→ **PROBLEM TO SOLVE**
Images are to be excluded from the copy, and the records below reproduced word for word.

Dataset rows describing interfaces
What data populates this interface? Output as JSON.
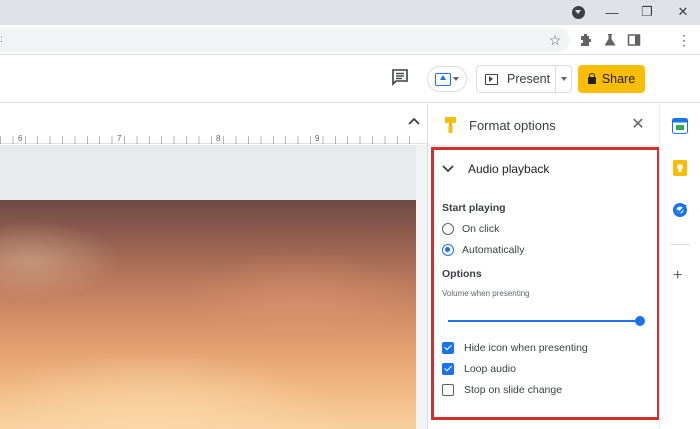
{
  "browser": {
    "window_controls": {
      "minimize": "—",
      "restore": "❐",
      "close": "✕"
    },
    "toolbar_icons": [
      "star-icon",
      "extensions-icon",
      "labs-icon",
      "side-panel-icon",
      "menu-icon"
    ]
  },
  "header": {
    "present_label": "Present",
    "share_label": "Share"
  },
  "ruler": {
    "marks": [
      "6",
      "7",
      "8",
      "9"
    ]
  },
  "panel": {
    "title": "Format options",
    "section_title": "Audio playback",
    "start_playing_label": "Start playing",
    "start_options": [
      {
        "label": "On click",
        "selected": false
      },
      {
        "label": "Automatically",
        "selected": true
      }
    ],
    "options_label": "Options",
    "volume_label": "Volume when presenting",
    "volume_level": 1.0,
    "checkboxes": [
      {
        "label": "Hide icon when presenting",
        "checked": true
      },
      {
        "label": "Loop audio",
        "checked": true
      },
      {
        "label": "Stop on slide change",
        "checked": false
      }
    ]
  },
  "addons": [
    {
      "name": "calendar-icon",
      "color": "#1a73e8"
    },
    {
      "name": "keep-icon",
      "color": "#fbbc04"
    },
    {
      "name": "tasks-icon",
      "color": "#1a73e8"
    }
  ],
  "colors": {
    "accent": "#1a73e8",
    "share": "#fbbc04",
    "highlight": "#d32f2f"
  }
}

→ **WRITTEN RESPONSE**
What data populates this interface? Output as JSON.
{
  "browser": {
    "window_controls": {
      "minimize": "—",
      "restore": "❐",
      "close": "✕"
    },
    "toolbar_icons": [
      "star-icon",
      "extensions-icon",
      "labs-icon",
      "side-panel-icon",
      "menu-icon"
    ]
  },
  "header": {
    "present_label": "Present",
    "share_label": "Share"
  },
  "ruler": {
    "marks": [
      "6",
      "7",
      "8",
      "9"
    ]
  },
  "panel": {
    "title": "Format options",
    "section_title": "Audio playback",
    "start_playing_label": "Start playing",
    "start_options": [
      {
        "label": "On click",
        "selected": false
      },
      {
        "label": "Automatically",
        "selected": true
      }
    ],
    "options_label": "Options",
    "volume_label": "Volume when presenting",
    "volume_level": 1.0,
    "checkboxes": [
      {
        "label": "Hide icon when presenting",
        "checked": true
      },
      {
        "label": "Loop audio",
        "checked": true
      },
      {
        "label": "Stop on slide change",
        "checked": false
      }
    ]
  },
  "addons": [
    {
      "name": "calendar-icon",
      "color": "#1a73e8"
    },
    {
      "name": "keep-icon",
      "color": "#fbbc04"
    },
    {
      "name": "tasks-icon",
      "color": "#1a73e8"
    }
  ],
  "colors": {
    "accent": "#1a73e8",
    "share": "#fbbc04",
    "highlight": "#d32f2f"
  }
}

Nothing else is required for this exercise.